Greed may be part of what drives a healthy capitalistic economy - but is greed always good?
In the movie, “Wall Street,” Michael Douglas’ character - Gordon Gekko - delivered a memorable soliloquy on greed and the economy. Here is part of that moment in the movie when Gekko was addressing stockholders:
But is greed always good?
New York Governor Andrew Cuomo again expressed deep frustration over the sudden jump in the price of ventilators and PPE items. Governor Cuomo explained that the desperate need for ventilators throughout the country has caused to cost to skyrocket. During one news conference, Governor Cuomo said that ventilators cost about $25,000 each - but when the coronavirus pandemic was spreading, the cost went up to $45,000. Perhaps those specific numbers are off - but reports of face masks costing under $1 each to now $5 to $7 each further reveals that good old-fashioned capitalistic greed is a challenge to the cost of saving lives.
I am part of America’s capitalistic economy; and, therefore, I strongly defend it and the role the greed plays. But during a national emergency in which every city and every state are frantically trying to find the resources and the money to obtain items vital to saving American lives - should the manufacturers of necessary medical equipment and PPE items be jacking up the prices? Governor Cuomo also discussed the problem with FEMA bidding against states to acquire vital equipment.
We - all Americans - are going through this coronavirus crisis together. We need each other to stay at home, to respect social distancing and to help each other. Applying greed - no matter how innately linked it is to capitalism - is wrong and should be condemned.

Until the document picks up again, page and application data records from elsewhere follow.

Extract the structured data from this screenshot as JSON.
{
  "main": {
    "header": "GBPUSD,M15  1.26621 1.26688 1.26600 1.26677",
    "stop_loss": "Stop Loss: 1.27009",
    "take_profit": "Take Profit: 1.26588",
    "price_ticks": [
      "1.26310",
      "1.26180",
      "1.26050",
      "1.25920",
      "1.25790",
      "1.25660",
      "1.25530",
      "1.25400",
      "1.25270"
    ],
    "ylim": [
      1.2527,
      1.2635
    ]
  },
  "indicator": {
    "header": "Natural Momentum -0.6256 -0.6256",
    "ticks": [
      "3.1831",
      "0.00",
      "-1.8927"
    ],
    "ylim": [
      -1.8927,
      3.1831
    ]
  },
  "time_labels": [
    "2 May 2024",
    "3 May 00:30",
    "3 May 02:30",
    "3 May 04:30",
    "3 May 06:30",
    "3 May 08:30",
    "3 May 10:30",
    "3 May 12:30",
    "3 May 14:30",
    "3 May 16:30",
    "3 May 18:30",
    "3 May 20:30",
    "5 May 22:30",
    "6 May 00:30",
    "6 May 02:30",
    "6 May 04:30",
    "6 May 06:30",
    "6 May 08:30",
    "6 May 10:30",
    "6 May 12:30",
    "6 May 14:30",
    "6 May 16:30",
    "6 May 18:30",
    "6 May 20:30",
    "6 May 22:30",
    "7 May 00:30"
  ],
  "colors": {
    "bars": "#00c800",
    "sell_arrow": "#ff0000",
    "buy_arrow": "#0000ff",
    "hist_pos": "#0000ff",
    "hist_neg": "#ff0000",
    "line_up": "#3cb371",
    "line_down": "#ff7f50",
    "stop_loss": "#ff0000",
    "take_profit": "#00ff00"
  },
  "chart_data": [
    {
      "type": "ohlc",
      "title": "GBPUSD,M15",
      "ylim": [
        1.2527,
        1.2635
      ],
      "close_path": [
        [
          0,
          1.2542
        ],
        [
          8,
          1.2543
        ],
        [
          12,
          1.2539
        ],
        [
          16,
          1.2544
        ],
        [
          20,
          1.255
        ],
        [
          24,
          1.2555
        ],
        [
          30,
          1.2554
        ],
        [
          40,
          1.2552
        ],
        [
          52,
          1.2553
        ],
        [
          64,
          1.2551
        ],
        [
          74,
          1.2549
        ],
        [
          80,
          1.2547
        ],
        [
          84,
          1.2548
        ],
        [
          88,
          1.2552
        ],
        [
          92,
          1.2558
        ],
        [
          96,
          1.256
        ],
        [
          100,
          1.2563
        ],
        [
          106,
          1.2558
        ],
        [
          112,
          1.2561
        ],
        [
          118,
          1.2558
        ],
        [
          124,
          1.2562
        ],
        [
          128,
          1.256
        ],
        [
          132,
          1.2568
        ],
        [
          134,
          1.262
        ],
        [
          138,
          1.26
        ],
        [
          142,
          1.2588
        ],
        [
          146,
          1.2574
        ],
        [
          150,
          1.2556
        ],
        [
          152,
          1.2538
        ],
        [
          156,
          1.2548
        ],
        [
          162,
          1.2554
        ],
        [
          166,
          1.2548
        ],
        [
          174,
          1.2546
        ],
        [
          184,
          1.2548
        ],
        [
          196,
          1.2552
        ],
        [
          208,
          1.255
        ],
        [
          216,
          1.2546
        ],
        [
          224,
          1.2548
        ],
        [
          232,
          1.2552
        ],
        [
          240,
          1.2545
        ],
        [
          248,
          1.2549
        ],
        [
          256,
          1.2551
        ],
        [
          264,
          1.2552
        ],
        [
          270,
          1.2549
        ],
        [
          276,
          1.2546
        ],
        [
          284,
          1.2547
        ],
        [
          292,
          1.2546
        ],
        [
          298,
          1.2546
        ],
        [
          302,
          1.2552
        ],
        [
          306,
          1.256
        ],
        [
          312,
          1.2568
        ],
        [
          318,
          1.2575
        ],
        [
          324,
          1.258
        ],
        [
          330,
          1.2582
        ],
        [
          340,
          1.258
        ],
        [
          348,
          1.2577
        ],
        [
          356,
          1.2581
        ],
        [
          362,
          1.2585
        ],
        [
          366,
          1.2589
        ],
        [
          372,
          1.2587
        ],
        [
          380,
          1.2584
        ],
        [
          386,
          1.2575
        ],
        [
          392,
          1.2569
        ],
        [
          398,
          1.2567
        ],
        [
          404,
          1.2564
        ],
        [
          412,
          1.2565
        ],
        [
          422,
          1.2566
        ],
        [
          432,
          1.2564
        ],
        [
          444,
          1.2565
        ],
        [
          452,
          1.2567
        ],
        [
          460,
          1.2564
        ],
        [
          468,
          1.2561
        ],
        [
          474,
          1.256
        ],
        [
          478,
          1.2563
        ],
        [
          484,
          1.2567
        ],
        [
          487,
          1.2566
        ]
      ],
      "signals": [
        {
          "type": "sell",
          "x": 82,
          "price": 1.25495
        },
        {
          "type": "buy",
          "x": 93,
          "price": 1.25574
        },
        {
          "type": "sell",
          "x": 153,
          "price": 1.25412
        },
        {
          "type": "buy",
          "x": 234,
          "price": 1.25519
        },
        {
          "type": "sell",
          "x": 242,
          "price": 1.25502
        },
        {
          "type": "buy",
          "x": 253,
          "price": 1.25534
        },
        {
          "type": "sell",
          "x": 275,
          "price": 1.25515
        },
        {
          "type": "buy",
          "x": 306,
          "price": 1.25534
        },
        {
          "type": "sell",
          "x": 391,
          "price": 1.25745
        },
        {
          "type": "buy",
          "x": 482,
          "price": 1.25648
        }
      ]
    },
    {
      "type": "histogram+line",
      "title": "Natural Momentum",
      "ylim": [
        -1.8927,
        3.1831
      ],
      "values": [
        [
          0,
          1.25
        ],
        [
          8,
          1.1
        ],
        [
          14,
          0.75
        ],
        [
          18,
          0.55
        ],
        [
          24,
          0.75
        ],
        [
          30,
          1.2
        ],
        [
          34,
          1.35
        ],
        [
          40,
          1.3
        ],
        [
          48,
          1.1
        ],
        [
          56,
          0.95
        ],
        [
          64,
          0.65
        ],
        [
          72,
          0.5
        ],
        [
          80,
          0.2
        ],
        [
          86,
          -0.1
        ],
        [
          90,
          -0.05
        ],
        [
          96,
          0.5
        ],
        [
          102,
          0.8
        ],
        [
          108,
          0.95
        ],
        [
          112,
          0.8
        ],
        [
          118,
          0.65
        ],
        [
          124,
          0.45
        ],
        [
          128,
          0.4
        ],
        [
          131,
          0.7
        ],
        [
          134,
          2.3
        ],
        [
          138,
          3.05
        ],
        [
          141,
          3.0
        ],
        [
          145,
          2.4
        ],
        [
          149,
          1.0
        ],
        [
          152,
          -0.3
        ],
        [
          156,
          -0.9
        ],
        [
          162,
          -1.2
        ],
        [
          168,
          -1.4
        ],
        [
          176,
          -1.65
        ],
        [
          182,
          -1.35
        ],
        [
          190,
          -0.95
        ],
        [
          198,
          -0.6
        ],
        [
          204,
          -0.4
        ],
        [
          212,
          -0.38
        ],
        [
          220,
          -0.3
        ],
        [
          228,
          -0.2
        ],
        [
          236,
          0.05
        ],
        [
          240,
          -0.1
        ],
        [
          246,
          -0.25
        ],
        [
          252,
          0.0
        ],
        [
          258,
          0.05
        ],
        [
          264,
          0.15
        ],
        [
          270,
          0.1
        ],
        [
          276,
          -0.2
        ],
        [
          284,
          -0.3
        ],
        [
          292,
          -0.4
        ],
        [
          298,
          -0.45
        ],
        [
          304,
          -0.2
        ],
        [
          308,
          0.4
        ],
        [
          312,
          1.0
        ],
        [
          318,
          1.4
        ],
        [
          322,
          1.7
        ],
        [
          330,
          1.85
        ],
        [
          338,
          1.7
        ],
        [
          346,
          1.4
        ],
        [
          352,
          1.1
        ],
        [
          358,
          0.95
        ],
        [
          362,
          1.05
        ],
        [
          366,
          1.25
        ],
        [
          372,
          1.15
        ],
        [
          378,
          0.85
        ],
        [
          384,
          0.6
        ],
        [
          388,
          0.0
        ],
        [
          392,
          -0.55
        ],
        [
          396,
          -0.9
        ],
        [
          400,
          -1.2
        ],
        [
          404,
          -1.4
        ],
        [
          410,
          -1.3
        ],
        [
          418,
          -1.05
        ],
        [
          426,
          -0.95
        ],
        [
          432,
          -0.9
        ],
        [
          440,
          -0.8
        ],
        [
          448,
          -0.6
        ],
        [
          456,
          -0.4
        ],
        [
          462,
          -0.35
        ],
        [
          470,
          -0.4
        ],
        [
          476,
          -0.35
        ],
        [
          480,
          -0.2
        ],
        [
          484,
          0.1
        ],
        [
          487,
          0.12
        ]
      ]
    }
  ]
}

Price gouging is illegal, and dramatically raising the prices for essential equipment and PPE items seems like a form of price gouging.
The companies that manufacture the necessary weapons to fight COVID-19 are among those companies that are fortunate enough to still be conducting business, and many of their employees are fortunate enough to have jobs during this crisis.
Is it too much to ask that we all - even the companies that can benefit from the supply and demand equation of our economy - work and fight this war as Americans first with the patriotic goal of delivering the vital equipment and items needed to save lives - rather than using the reality of dying Americans as a way to squeeze more profits out of deals?